The West Midlands had the second highest number of tuberculosis (TB) cases as figures rose in the UK.
The number of TB cases in the UK topped 9,000 in 2009 - the highest for nearly 30 years, figures show.
The Health Protection Agency (HPA) said its figures in the West Midlands region had risen to 1,018, which was 14 more cases than in 2008.
The HPA said regional cases appeared to have stabilised in the region, but effort was still needed.
Dr Jeremy Hawker, regional epidemiologist for the HPA, said: "While the apparent stabilisation of TB cases in the West Midlands is encouraging, the West Midlands still has the highest numbers of new diagnoses after London, and so efforts to control the disease must be kept up."
TB is an infectious bacterial disease of the lungs, causing symptoms such as coughing and chest pains.
Urban areas tend to be the worst affected, with London responsible for nearly half of England's total cases.
In the West Midlands, the number of cases of TB varied widely between primary care trusts (PCTs).
The Heart of Birmingham PCT followed by Sandwell, Birmingham East and North, Wolverhampton and Coventry Teaching PCTs had the highest rates.
The HPA said that in Birmingham TB has been included as a health protection priority "in a bid to tackle and hopefully eliminate the disease".
The HPA said diagnoses across the UK have been rising almost continuously since the 1980s, with many of the new cases thought to be among people who caught the disease abroad.
The total number of UK cases was 9,040 last year, up from just over 8,600 in 2008. Two thirds were among people born outside the UK, mostly in Africa and the Indian sub-continent.

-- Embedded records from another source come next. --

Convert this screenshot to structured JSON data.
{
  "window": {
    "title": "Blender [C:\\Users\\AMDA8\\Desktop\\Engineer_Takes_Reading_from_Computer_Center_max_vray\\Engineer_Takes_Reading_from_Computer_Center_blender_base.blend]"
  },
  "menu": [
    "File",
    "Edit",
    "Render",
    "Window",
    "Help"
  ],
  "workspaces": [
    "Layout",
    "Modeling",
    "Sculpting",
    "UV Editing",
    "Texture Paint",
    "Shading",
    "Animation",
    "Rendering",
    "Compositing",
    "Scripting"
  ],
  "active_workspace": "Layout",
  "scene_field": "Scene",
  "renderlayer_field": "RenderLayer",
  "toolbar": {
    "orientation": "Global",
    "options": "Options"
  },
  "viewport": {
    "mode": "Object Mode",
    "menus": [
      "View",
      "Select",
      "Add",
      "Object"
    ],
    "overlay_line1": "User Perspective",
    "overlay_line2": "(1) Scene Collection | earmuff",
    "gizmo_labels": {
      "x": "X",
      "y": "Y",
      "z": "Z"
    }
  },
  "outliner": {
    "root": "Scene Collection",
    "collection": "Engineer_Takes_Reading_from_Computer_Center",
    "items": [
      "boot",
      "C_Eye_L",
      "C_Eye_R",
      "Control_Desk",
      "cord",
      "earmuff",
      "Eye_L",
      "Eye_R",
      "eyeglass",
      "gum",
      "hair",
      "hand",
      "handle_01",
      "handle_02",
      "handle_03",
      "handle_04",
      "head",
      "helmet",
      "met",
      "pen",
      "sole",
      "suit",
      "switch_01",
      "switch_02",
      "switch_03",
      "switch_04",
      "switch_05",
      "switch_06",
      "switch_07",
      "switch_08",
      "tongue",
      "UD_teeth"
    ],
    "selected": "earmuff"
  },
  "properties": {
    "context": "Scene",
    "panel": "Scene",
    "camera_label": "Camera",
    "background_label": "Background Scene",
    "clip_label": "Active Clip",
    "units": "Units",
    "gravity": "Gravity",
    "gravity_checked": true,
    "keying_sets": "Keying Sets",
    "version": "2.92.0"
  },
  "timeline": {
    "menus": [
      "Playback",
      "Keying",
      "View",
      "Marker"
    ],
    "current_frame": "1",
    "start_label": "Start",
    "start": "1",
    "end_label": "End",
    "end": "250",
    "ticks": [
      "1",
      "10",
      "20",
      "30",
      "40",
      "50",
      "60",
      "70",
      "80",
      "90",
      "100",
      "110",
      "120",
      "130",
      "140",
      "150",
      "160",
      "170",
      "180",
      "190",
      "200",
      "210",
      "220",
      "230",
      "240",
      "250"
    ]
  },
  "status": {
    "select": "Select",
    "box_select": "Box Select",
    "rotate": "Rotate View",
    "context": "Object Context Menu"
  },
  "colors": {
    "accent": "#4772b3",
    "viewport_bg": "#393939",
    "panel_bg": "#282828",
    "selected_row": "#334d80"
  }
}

There has also been a sharp rise in drug-resistant TB cases across the country with figures nearly doubling since 2000 to 389.